Sunday, March 26, 2006


Two bothers were walking home from school on a path in the woods, discussing their latest philosophy lesson. About 50 paces in front of them a bird waits in a tree.

Startled by their conversation the bird takes flight, first away from the brothers and then towards them. Flying quickly, the bird passes between the two such that each sees but one side of the bird.

The younger brother, walking on the right side of the path asks his elder brother if he has even seen a cardinal as big as the one that just flew past. "All I saw was a blur of red."

The elder brother, with a patronizing expression of his face says that all he saw was a blur of black. "It was a raven," he asserts.

"Nonsense," the younger brother retorts, offended. "It was clearly a red bird. Are you color blind?"

"You know I'm not," the elder brother replies. "What do you know about birds anyway, you aren't a student of nature like I am."

Silenced by their rebukes, the two boys walked along nursing thoughts of the others' foolish obstinacy.

Upon reaching home and seeing their father outside the two brothers ran to him each proclaiming their story in renewed argument. Talking turned to shouting and the argument degenerated into name calling.

The father quieted his two boys and then, in an attempt to change the topic, asked them what they studied in school that day.

"Philosophy," they said in one voice. "We talked about pluralism vs monism."

"How interesting," the father responded. "And were you persuaded to take a side in the debate?"

"We are both pluralists," said the elder brother. "Haven't you been telling us for years that only God could see the universe as a unity."

Holding back a chuckle, the father told him he was correct. "Yes, I did say that. But it seems you missed some of my meaning."

"Perhaps," he went on, "one or both of you are incorrect in your perceptions. However, you might also both be correct."

"What?," they responded, totally bemused.

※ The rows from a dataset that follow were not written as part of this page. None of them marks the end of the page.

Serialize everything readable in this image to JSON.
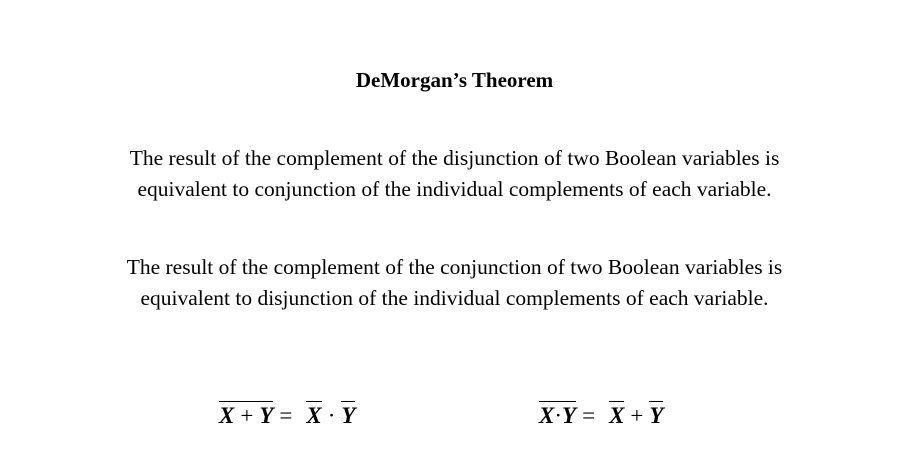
{
  "title": "DeMorgan’s Theorem",
  "paragraphs": [
    {
      "line1": "The result of the complement of the disjunction of two Boolean variables is",
      "line2": "equivalent to conjunction of the individual complements of each variable."
    },
    {
      "line1": "The result of the complement of the conjunction of two Boolean variables is",
      "line2": "equivalent to disjunction of the individual complements of each variable."
    }
  ],
  "formulas": {
    "first": {
      "lhs_var1": "X",
      "lhs_op": "+",
      "lhs_var2": "Y",
      "equals": "=",
      "rhs_var1": "X",
      "rhs_op": "·",
      "rhs_var2": "Y"
    },
    "second": {
      "lhs_var1": "X",
      "lhs_op": "·",
      "lhs_var2": "Y",
      "equals": "=",
      "rhs_var1": "X",
      "rhs_op": "+",
      "rhs_var2": "Y"
    }
  }
}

"Perhaps the bird was black on one side and red on the other. You are both trying to extend your limited perspective to the entire object and perhaps obscuring the truth as you do. Sometimes the truth of the matter is neither left nor right, nor a synthesis of the views both both together."